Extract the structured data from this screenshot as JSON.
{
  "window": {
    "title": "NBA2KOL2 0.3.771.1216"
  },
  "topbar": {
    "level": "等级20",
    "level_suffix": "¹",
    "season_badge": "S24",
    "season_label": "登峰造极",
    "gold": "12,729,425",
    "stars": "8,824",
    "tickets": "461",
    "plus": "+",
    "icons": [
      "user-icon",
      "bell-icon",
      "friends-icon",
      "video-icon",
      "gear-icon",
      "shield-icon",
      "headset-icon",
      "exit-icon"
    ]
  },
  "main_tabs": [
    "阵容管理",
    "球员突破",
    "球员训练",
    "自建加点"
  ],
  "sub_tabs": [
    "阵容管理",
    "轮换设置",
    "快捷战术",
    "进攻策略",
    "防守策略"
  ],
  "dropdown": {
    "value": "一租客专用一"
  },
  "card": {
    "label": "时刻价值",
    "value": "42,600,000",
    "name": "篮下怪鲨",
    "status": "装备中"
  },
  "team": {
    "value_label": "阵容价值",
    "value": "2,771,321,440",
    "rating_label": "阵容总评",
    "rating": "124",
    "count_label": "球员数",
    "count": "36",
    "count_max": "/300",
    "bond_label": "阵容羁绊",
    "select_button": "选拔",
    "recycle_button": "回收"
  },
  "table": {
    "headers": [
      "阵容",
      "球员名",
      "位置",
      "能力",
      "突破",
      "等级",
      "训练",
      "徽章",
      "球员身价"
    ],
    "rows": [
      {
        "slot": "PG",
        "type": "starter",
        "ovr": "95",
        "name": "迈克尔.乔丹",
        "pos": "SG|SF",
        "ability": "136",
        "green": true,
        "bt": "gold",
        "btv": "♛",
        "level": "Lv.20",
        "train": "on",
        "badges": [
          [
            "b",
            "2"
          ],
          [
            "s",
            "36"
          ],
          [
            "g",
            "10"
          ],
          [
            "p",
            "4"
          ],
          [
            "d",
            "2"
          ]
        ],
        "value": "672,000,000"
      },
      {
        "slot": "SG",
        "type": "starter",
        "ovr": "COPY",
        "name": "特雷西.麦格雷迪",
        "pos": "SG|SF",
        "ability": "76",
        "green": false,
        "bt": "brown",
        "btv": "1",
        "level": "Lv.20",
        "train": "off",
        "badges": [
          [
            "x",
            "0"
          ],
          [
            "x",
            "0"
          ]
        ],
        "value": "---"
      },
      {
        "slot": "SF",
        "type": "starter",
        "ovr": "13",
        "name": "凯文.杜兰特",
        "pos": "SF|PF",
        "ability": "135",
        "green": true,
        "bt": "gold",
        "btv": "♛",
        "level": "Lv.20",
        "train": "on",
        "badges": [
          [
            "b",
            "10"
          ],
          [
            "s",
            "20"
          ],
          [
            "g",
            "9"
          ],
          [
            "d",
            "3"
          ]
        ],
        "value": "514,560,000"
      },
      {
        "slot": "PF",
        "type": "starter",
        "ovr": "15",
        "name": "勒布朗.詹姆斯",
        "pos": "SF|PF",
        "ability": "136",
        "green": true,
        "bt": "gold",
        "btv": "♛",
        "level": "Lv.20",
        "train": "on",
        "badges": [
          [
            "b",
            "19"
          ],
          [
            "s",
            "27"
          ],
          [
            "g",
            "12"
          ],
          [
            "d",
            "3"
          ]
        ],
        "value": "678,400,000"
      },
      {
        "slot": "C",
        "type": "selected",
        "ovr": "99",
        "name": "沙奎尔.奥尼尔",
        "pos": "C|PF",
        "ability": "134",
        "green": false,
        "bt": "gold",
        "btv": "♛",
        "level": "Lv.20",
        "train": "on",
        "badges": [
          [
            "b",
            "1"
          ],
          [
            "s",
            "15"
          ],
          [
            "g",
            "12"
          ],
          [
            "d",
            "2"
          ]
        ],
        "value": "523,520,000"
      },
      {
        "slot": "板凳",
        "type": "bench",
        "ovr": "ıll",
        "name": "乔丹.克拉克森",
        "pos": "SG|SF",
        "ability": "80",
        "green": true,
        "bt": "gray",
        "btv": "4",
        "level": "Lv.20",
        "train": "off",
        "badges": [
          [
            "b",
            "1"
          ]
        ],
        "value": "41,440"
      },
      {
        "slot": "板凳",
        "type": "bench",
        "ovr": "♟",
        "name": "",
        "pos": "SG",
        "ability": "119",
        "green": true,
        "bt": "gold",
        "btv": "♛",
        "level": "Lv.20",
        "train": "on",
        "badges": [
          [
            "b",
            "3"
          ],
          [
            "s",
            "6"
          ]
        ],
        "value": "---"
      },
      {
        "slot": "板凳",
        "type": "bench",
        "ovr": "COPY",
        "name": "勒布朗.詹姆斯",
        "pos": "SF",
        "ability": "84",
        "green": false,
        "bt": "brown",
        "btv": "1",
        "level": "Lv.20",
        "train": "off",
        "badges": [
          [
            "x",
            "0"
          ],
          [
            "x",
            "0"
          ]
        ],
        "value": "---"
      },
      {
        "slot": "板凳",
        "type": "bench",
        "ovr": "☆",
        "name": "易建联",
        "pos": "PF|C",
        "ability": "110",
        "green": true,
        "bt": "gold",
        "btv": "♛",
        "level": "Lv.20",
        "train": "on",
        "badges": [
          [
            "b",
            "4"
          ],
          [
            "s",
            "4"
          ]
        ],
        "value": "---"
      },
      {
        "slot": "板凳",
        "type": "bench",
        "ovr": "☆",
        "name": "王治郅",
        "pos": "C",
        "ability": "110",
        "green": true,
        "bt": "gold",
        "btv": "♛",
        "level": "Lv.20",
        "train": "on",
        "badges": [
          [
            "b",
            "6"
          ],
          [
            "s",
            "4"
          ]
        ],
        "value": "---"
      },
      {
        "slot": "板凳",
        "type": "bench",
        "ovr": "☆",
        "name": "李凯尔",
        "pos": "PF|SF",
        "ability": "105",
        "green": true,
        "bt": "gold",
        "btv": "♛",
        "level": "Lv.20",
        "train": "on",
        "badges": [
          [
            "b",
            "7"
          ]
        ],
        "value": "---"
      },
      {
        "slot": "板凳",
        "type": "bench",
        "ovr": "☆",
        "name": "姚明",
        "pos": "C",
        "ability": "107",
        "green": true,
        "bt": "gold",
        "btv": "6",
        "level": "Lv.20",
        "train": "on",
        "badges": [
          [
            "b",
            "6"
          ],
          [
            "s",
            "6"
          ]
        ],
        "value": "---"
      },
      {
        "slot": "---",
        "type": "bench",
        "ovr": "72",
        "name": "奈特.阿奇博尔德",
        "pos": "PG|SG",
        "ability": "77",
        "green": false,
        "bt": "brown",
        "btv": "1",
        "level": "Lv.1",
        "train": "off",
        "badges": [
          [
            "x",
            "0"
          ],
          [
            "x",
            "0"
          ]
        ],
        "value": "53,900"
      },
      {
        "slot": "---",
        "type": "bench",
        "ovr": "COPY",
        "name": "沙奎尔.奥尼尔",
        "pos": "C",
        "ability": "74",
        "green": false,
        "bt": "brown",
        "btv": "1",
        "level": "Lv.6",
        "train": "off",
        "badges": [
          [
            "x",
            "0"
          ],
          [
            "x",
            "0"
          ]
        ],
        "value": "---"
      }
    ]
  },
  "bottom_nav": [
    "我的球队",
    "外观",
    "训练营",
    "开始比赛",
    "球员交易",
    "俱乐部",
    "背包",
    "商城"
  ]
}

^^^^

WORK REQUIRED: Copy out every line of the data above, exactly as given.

ANSWER TO THE EXERCISE:
Extract the structured data from this screenshot as JSON.
{
  "window": {
    "title": "NBA2KOL2 0.3.771.1216"
  },
  "topbar": {
    "level": "等级20",
    "level_suffix": "¹",
    "season_badge": "S24",
    "season_label": "登峰造极",
    "gold": "12,729,425",
    "stars": "8,824",
    "tickets": "461",
    "plus": "+",
    "icons": [
      "user-icon",
      "bell-icon",
      "friends-icon",
      "video-icon",
      "gear-icon",
      "shield-icon",
      "headset-icon",
      "exit-icon"
    ]
  },
  "main_tabs": [
    "阵容管理",
    "球员突破",
    "球员训练",
    "自建加点"
  ],
  "sub_tabs": [
    "阵容管理",
    "轮换设置",
    "快捷战术",
    "进攻策略",
    "防守策略"
  ],
  "dropdown": {
    "value": "一租客专用一"
  },
  "card": {
    "label": "时刻价值",
    "value": "42,600,000",
    "name": "篮下怪鲨",
    "status": "装备中"
  },
  "team": {
    "value_label": "阵容价值",
    "value": "2,771,321,440",
    "rating_label": "阵容总评",
    "rating": "124",
    "count_label": "球员数",
    "count": "36",
    "count_max": "/300",
    "bond_label": "阵容羁绊",
    "select_button": "选拔",
    "recycle_button": "回收"
  },
  "table": {
    "headers": [
      "阵容",
      "球员名",
      "位置",
      "能力",
      "突破",
      "等级",
      "训练",
      "徽章",
      "球员身价"
    ],
    "rows": [
      {
        "slot": "PG",
        "type": "starter",
        "ovr": "95",
        "name": "迈克尔.乔丹",
        "pos": "SG|SF",
        "ability": "136",
        "green": true,
        "bt": "gold",
        "btv": "♛",
        "level": "Lv.20",
        "train": "on",
        "badges": [
          [
            "b",
            "2"
          ],
          [
            "s",
            "36"
          ],
          [
            "g",
            "10"
          ],
          [
            "p",
            "4"
          ],
          [
            "d",
            "2"
          ]
        ],
        "value": "672,000,000"
      },
      {
        "slot": "SG",
        "type": "starter",
        "ovr": "COPY",
        "name": "特雷西.麦格雷迪",
        "pos": "SG|SF",
        "ability": "76",
        "green": false,
        "bt": "brown",
        "btv": "1",
        "level": "Lv.20",
        "train": "off",
        "badges": [
          [
            "x",
            "0"
          ],
          [
            "x",
            "0"
          ]
        ],
        "value": "---"
      },
      {
        "slot": "SF",
        "type": "starter",
        "ovr": "13",
        "name": "凯文.杜兰特",
        "pos": "SF|PF",
        "ability": "135",
        "green": true,
        "bt": "gold",
        "btv": "♛",
        "level": "Lv.20",
        "train": "on",
        "badges": [
          [
            "b",
            "10"
          ],
          [
            "s",
            "20"
          ],
          [
            "g",
            "9"
          ],
          [
            "d",
            "3"
          ]
        ],
        "value": "514,560,000"
      },
      {
        "slot": "PF",
        "type": "starter",
        "ovr": "15",
        "name": "勒布朗.詹姆斯",
        "pos": "SF|PF",
        "ability": "136",
        "green": true,
        "bt": "gold",
        "btv": "♛",
        "level": "Lv.20",
        "train": "on",
        "badges": [
          [
            "b",
            "19"
          ],
          [
            "s",
            "27"
          ],
          [
            "g",
            "12"
          ],
          [
            "d",
            "3"
          ]
        ],
        "value": "678,400,000"
      },
      {
        "slot": "C",
        "type": "selected",
        "ovr": "99",
        "name": "沙奎尔.奥尼尔",
        "pos": "C|PF",
        "ability": "134",
        "green": false,
        "bt": "gold",
        "btv": "♛",
        "level": "Lv.20",
        "train": "on",
        "badges": [
          [
            "b",
            "1"
          ],
          [
            "s",
            "15"
          ],
          [
            "g",
            "12"
          ],
          [
            "d",
            "2"
          ]
        ],
        "value": "523,520,000"
      },
      {
        "slot": "板凳",
        "type": "bench",
        "ovr": "ıll",
        "name": "乔丹.克拉克森",
        "pos": "SG|SF",
        "ability": "80",
        "green": true,
        "bt": "gray",
        "btv": "4",
        "level": "Lv.20",
        "train": "off",
        "badges": [
          [
            "b",
            "1"
          ]
        ],
        "value": "41,440"
      },
      {
        "slot": "板凳",
        "type": "bench",
        "ovr": "♟",
        "name": "",
        "pos": "SG",
        "ability": "119",
        "green": true,
        "bt": "gold",
        "btv": "♛",
        "level": "Lv.20",
        "train": "on",
        "badges": [
          [
            "b",
            "3"
          ],
          [
            "s",
            "6"
          ]
        ],
        "value": "---"
      },
      {
        "slot": "板凳",
        "type": "bench",
        "ovr": "COPY",
        "name": "勒布朗.詹姆斯",
        "pos": "SF",
        "ability": "84",
        "green": false,
        "bt": "brown",
        "btv": "1",
        "level": "Lv.20",
        "train": "off",
        "badges": [
          [
            "x",
            "0"
          ],
          [
            "x",
            "0"
          ]
        ],
        "value": "---"
      },
      {
        "slot": "板凳",
        "type": "bench",
        "ovr": "☆",
        "name": "易建联",
        "pos": "PF|C",
        "ability": "110",
        "green": true,
        "bt": "gold",
        "btv": "♛",
        "level": "Lv.20",
        "train": "on",
        "badges": [
          [
            "b",
            "4"
          ],
          [
            "s",
            "4"
          ]
        ],
        "value": "---"
      },
      {
        "slot": "板凳",
        "type": "bench",
        "ovr": "☆",
        "name": "王治郅",
        "pos": "C",
        "ability": "110",
        "green": true,
        "bt": "gold",
        "btv": "♛",
        "level": "Lv.20",
        "train": "on",
        "badges": [
          [
            "b",
            "6"
          ],
          [
            "s",
            "4"
          ]
        ],
        "value": "---"
      },
      {
        "slot": "板凳",
        "type": "bench",
        "ovr": "☆",
        "name": "李凯尔",
        "pos": "PF|SF",
        "ability": "105",
        "green": true,
        "bt": "gold",
        "btv": "♛",
        "level": "Lv.20",
        "train": "on",
        "badges": [
          [
            "b",
            "7"
          ]
        ],
        "value": "---"
      },
      {
        "slot": "板凳",
        "type": "bench",
        "ovr": "☆",
        "name": "姚明",
        "pos": "C",
        "ability": "107",
        "green": true,
        "bt": "gold",
        "btv": "6",
        "level": "Lv.20",
        "train": "on",
        "badges": [
          [
            "b",
            "6"
          ],
          [
            "s",
            "6"
          ]
        ],
        "value": "---"
      },
      {
        "slot": "---",
        "type": "bench",
        "ovr": "72",
        "name": "奈特.阿奇博尔德",
        "pos": "PG|SG",
        "ability": "77",
        "green": false,
        "bt": "brown",
        "btv": "1",
        "level": "Lv.1",
        "train": "off",
        "badges": [
          [
            "x",
            "0"
          ],
          [
            "x",
            "0"
          ]
        ],
        "value": "53,900"
      },
      {
        "slot": "---",
        "type": "bench",
        "ovr": "COPY",
        "name": "沙奎尔.奥尼尔",
        "pos": "C",
        "ability": "74",
        "green": false,
        "bt": "brown",
        "btv": "1",
        "level": "Lv.6",
        "train": "off",
        "badges": [
          [
            "x",
            "0"
          ],
          [
            "x",
            "0"
          ]
        ],
        "value": "---"
      }
    ]
  },
  "bottom_nav": [
    "我的球队",
    "外观",
    "训练营",
    "开始比赛",
    "球员交易",
    "俱乐部",
    "背包",
    "商城"
  ]
}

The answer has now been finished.